An estimate for how long it takes to send 1 IP Packet as a Network Request from California, to the Netherlands, and back to California is 150,000 microseconds. That is the latency.
If you’d like to decrease latency, you need to invest in hardware that runs faster. Buying a more powerful server that can process requests at a faster speed will reduce latency.
Many times, however, you’re going to be bounded by the speed of light. At that point, you’ll be better off asking a physicist for help rather than a computer engineer.
Throughput is how much work a machine can perform in a given amount of time.
An example is how much data can be transferred from one point of your system to another point in your system. This might be measured in Mbps (Megabits Per Second) or Gbps (Gigabits Per Second).
Your internet download speed might be 50 Mbps, meaning your ISP can transfer 50 Megabits of content a second to you over your network.
Another example is how many requests your server can process in a second, or HTTP requests per second.
Increasing your throughput can be done by vertical scaling (upgrading your servers so they can requests more quickly) or by horizontal scaling (adding more servers to your system so you can process more requests simultaneously).
Or, in the case of your internet download speeds, you can increase it by leeching off your neighbor’s gigabit internet. Thanks Jack!
As a refresher, here’s the previous question
A number is sparse if there are no adjacent ones in it’s binary representation.
For example, 341 is sparse since it is 101010101 in binary.
342 is not sparse since it is 101010110 in binary.
For a given input K, find the smallest sparse number that is greater than or equal to K.
Try to do this in faster than O(N log N).
The obvious solution is to just keep incrementing K until we get a number that is sparse.
The farthest we’ll have to search is K numbers away and checking whether a number is sparse takes O(log K) since K will have log(K) digits.
This means the naive solution will take O(K log K), which doesn’t beat our O(N log N) time constraint.
Instead, we can solve this question by manipulating the bits in K.
Any non-sparse number must contain the sequence 011 somewhere in the binary representation of the number (you may have to add a leading 0 to the binary representation).
Therefore, we can increment this sequence by 1 to 100 and make all the trailing digits after that sequence 0s.
This creates the next-largest number without that 011 sequence.
However, we may have accidentally created another 011 sequence when switching the 011 to 100. In order to check for that, we have to continue scanning “up” the binary representation (from right to left) to make sure there aren’t any 011 sequences.

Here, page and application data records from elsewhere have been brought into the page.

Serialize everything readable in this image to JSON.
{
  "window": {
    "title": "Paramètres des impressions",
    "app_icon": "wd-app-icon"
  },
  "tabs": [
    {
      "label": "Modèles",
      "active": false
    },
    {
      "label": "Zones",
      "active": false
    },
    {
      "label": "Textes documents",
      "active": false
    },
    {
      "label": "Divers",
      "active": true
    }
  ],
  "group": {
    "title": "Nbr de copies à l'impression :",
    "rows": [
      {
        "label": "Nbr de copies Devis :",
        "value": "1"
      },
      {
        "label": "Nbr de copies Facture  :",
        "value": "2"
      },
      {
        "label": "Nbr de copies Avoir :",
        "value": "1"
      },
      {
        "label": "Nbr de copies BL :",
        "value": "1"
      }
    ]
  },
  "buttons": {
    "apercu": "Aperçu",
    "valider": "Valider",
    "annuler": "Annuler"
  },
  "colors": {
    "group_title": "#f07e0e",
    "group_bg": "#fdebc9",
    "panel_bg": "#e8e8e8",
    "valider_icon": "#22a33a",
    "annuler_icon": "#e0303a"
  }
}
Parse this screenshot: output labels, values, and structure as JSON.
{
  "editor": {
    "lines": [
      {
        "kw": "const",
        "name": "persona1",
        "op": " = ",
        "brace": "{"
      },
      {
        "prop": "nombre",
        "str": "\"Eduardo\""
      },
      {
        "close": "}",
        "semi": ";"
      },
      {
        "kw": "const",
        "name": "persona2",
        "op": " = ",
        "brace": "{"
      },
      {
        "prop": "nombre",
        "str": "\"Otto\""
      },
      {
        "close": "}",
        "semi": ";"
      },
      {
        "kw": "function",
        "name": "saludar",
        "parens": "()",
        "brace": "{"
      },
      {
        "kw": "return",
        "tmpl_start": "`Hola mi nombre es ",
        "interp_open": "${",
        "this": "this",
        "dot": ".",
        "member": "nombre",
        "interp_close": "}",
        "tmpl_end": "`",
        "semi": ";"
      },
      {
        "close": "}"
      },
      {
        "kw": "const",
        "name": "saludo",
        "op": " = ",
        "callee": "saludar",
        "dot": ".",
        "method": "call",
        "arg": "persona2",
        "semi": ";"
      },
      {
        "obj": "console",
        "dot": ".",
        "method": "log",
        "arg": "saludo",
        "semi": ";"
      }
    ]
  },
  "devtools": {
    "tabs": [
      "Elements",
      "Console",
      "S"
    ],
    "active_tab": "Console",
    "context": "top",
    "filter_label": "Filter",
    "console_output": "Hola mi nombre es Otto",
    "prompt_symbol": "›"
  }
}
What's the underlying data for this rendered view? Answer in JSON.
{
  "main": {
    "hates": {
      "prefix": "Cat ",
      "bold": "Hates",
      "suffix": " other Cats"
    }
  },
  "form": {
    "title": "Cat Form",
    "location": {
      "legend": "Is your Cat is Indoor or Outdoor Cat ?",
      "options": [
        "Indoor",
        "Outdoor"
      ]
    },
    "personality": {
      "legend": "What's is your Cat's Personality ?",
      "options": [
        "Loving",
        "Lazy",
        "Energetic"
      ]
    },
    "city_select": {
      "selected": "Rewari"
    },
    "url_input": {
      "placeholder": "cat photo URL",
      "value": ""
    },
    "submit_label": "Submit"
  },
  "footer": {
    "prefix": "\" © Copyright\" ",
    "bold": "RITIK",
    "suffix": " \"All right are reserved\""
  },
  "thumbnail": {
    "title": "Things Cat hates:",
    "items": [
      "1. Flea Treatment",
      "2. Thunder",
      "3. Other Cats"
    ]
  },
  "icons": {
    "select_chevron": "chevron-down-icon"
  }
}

If there are, then we repeat the same process of switching the 011 to 100 and making all the trailing digits 0s.
The time complexity is log(k).